Go through the records and copy each line where the string "true" occurs.

Source records
'''

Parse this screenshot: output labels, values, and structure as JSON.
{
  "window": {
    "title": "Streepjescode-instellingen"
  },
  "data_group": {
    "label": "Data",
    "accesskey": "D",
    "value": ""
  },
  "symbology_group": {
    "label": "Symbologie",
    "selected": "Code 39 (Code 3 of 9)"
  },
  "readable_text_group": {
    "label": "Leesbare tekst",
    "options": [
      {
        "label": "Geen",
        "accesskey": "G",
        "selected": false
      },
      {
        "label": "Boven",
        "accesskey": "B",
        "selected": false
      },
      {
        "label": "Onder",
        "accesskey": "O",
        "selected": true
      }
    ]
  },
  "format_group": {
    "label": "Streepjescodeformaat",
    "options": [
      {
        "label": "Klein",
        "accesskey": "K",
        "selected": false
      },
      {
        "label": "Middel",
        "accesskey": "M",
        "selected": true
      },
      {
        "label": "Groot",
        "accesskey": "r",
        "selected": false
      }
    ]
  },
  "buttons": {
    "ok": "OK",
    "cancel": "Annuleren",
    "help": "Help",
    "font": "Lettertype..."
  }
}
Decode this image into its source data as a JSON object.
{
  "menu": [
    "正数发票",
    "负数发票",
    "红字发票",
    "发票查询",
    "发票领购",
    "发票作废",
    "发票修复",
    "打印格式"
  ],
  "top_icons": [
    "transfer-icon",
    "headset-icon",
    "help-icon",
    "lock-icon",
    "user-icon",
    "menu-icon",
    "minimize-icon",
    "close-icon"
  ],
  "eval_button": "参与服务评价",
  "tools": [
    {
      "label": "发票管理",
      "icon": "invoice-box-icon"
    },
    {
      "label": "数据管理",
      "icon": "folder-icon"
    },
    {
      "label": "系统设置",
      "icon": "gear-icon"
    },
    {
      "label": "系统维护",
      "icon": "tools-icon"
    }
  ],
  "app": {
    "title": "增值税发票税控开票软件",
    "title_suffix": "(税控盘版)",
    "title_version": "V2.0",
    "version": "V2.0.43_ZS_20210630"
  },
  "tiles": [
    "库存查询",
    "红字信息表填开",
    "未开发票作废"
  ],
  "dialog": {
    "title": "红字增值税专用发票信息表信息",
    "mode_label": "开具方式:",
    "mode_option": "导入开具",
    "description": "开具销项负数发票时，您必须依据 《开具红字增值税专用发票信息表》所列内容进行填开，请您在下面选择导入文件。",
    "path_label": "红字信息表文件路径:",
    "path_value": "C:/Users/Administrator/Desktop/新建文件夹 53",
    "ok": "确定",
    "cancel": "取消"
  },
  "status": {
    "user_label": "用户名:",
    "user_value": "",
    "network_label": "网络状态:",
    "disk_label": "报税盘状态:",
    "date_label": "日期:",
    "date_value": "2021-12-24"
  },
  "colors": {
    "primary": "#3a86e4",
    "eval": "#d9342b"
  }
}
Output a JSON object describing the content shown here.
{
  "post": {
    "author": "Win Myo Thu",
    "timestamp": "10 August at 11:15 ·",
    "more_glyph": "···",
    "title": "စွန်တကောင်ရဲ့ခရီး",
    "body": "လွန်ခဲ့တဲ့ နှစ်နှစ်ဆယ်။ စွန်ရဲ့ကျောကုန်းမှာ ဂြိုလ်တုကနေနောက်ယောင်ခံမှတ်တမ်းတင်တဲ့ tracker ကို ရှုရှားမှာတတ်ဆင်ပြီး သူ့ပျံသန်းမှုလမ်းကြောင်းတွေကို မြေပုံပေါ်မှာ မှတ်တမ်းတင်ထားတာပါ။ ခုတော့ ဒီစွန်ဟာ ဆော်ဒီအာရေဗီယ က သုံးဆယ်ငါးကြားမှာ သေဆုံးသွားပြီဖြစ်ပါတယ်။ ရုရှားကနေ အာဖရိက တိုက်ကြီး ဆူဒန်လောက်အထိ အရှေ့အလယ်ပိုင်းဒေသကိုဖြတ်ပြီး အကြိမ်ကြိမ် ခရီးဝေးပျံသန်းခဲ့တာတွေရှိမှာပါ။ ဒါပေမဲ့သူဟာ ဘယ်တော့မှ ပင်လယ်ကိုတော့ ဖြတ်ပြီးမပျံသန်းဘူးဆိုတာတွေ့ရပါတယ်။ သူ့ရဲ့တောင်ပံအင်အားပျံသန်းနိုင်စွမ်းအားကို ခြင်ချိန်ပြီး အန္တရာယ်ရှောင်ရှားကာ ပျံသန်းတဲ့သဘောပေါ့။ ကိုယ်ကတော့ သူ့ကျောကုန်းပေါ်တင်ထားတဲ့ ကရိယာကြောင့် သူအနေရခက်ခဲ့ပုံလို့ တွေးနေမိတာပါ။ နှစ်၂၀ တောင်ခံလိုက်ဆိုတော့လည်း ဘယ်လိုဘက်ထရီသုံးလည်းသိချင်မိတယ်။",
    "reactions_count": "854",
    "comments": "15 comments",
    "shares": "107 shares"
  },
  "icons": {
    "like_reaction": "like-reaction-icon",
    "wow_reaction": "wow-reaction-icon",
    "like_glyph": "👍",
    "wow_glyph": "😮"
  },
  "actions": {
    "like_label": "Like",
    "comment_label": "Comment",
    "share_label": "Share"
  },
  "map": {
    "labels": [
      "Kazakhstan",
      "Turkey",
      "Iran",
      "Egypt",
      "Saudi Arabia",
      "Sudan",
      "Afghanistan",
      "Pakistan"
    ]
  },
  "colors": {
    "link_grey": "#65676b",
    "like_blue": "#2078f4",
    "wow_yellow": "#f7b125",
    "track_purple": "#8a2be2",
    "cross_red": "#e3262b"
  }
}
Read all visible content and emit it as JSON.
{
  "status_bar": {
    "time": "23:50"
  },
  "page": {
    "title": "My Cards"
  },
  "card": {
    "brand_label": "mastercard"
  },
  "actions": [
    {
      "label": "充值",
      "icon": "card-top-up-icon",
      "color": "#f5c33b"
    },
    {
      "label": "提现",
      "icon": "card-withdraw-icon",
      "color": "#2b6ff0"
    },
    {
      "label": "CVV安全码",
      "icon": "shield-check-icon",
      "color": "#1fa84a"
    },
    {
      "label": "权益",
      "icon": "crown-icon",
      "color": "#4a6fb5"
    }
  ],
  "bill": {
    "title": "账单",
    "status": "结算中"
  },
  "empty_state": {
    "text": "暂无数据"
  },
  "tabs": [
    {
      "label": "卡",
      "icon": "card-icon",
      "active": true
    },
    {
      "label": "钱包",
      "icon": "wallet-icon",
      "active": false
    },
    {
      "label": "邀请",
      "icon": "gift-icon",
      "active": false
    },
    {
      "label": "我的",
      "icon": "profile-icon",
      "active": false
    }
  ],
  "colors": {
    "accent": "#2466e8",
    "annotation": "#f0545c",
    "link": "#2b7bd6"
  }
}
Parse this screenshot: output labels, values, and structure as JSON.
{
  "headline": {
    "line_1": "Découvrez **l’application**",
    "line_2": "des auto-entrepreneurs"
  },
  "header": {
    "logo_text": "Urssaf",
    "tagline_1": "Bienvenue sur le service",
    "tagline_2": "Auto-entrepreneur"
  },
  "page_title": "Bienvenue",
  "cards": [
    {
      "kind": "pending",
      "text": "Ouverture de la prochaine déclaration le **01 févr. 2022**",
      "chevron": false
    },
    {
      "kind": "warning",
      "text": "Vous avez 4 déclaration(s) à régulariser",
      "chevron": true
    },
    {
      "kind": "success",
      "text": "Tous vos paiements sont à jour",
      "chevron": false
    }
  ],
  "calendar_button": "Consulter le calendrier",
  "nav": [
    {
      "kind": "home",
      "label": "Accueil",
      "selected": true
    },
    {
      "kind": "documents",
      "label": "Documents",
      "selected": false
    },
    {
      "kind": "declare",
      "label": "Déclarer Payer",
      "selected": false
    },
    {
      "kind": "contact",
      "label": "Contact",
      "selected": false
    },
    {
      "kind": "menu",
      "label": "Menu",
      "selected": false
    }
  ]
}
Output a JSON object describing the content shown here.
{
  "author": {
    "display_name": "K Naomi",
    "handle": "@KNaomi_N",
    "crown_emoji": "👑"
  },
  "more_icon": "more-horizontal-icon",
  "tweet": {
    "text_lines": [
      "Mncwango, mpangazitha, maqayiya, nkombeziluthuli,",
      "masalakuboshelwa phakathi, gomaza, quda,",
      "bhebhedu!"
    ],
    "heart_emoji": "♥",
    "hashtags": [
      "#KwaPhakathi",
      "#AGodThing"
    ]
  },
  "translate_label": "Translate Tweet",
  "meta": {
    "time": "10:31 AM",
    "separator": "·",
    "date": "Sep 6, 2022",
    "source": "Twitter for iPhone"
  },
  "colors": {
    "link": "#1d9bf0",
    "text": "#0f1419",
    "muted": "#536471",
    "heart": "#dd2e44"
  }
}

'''

◆ EXERCISE ANSWER ◆
        "selected": true
        "selected": true
      "active": true
      "chevron": true
      "selected": true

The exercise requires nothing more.